Zoom. You chase the day away
In his debut blog for FleetPoint, Keith Hellawell looks at potential solutions for the UK’s gridlock issues
It is estimated that Britain will lose £300 billion to gridlock over the next 16 years and motorists already spend an average of four days a year stuck in jams.
If these trends continue, the country could be brought to a standstill by 2030 unless we take the necessary action.
These startling facts come according to a new report for the Centre for Economics and Business Research, and while Transport Secretary Patrick McLoughlin has a very busy in-tray as the new Tory government gets its feet under the table, there are a few simple measures that would help to get Britain moving.
Here’s five observations for how we could make our roads faster and safer:
1. Raise motorway limits to 80mph outside of peaks time.
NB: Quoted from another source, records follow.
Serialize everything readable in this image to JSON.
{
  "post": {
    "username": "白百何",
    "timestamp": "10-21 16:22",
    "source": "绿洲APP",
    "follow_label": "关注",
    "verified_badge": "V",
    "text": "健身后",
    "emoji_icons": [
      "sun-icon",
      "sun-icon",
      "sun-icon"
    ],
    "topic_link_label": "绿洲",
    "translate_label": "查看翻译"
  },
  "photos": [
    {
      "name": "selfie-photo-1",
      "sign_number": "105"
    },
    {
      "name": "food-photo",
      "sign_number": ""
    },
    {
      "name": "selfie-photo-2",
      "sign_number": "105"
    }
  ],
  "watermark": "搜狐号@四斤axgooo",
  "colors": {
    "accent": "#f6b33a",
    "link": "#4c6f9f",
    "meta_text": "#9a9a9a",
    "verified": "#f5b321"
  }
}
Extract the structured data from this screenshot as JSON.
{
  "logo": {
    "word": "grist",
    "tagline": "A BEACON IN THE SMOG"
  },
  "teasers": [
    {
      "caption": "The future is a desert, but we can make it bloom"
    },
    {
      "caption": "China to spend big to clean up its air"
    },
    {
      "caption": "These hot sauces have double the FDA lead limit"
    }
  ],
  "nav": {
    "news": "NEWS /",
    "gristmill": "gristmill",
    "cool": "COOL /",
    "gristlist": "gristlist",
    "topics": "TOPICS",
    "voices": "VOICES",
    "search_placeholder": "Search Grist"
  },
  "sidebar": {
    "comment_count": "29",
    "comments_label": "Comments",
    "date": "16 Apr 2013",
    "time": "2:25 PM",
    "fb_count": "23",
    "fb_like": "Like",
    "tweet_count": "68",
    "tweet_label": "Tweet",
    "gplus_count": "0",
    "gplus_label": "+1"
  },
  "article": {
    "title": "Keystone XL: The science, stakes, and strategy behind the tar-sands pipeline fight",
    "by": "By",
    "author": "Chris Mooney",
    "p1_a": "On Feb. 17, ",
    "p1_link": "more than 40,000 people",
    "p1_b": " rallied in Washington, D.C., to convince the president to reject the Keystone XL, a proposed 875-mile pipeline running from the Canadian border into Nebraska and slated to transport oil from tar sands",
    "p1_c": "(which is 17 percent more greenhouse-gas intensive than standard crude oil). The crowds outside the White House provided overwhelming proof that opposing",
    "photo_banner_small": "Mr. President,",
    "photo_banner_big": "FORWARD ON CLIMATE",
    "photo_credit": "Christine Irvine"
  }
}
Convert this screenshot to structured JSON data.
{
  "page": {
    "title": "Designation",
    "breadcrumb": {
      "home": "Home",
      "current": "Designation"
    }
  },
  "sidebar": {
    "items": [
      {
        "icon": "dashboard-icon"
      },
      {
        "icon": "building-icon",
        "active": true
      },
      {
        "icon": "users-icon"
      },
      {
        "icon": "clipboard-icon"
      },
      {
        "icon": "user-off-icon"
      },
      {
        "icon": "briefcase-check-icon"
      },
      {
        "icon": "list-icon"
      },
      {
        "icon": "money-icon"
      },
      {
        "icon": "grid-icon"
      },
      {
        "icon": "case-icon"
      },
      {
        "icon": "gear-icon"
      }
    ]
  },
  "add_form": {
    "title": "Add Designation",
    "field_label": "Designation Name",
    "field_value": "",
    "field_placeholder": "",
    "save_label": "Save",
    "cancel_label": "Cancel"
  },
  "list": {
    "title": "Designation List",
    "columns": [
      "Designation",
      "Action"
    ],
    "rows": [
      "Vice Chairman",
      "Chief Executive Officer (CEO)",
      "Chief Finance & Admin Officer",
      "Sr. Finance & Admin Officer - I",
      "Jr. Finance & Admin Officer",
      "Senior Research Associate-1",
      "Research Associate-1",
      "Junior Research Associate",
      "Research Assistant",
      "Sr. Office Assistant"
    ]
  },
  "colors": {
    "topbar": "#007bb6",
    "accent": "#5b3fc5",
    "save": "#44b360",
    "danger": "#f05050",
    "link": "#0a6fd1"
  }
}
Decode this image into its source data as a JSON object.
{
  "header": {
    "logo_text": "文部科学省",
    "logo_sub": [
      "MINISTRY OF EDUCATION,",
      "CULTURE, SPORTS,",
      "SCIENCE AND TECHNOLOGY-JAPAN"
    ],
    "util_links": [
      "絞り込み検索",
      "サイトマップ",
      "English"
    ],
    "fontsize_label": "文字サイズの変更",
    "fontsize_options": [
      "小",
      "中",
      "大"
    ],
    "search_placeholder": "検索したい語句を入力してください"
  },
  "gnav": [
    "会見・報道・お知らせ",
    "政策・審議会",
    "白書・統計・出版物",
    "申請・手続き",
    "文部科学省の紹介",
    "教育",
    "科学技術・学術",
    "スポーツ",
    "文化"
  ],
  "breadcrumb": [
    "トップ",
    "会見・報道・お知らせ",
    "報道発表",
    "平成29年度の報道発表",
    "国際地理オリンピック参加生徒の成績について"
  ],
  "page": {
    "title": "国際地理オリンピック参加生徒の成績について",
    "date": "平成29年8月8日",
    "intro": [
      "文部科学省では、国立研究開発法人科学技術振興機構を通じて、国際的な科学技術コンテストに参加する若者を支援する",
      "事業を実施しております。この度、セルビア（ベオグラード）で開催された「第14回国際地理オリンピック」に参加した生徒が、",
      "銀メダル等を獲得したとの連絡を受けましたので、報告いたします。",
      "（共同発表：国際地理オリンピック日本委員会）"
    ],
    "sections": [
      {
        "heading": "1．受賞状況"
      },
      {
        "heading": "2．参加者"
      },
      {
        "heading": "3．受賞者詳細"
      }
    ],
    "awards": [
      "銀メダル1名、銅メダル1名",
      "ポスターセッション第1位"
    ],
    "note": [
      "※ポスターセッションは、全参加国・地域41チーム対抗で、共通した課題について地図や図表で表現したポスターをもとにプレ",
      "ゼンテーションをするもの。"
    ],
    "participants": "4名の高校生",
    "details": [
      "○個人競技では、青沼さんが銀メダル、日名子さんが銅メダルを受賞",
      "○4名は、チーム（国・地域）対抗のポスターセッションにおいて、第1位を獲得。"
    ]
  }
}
I drive a lot in France where the autoroute limit of 130kmph is 11 miles an hour quicker than the British motorways 70mph limit. French motorways are some of the safest roads in the world and this higher limit works very well over the Channel.
2. We need further investment in road infrastructure.
There is no doubt that our key motorways – particularly the M1, M6, M62, M25, M42 and M40 – are simply are not big enough to cope with the volume traffic. There have been improvements to the M6 and the M1 with both switching to four lanes in many places but every day they grind to a halt through the sheer volume of traffic.
That traffic flow is being improved by limiting speed to 40mph and 50mph through cameras at peak times. Traffic volumes have increased by 20% of the last 10 years, according to the Government’s own figures. With the population increasing all the time, we need bigger roads.
3. Stick with the new HS2 high speed rail link
Though it is hugely controversial, cutting a swathe through Middle England, and many people feel that at a total cost of £43 billion it is too much and the money could be better spent on less ambitious improvements to the rail network. Britain is crying out for a world class North-South railway with trains travelling at 250mph. Major investment in public transport will create more space on our roads.
4. More urban 20mph speed limits
While there is a convincing case for increasing motorway speed limits, I think there is an equally compelling case for lowering limits in built up urban areas to 20mph.
Road deaths in the UK are at their lowest levels since 1926 – but 1,700 people a year are still being killed each year on our roads and no matter how you look at it that is not a good statistic.
5. Keep the speed cameras rolling
Our roads have never been busier but they have also never been safer. It obvious that speed cameras have played a crucial role in killing speed. Motorists may hate them but they certainly don’t ignore them. Hauliers who fit cameras in their fleets have seen a 80% fall in the accident rates, according to figures from SmartWitness and there is no doubt that cameras save lives.
Dr Keith Hellawell is a non-executive chairman of SmartWitness, Britain’s leading vehicle CCTV firm. Before joining the company he enjoyed a distinguished career in the police culminating in his appointment as Chief Constable of Cleveland and then West Yorkshire.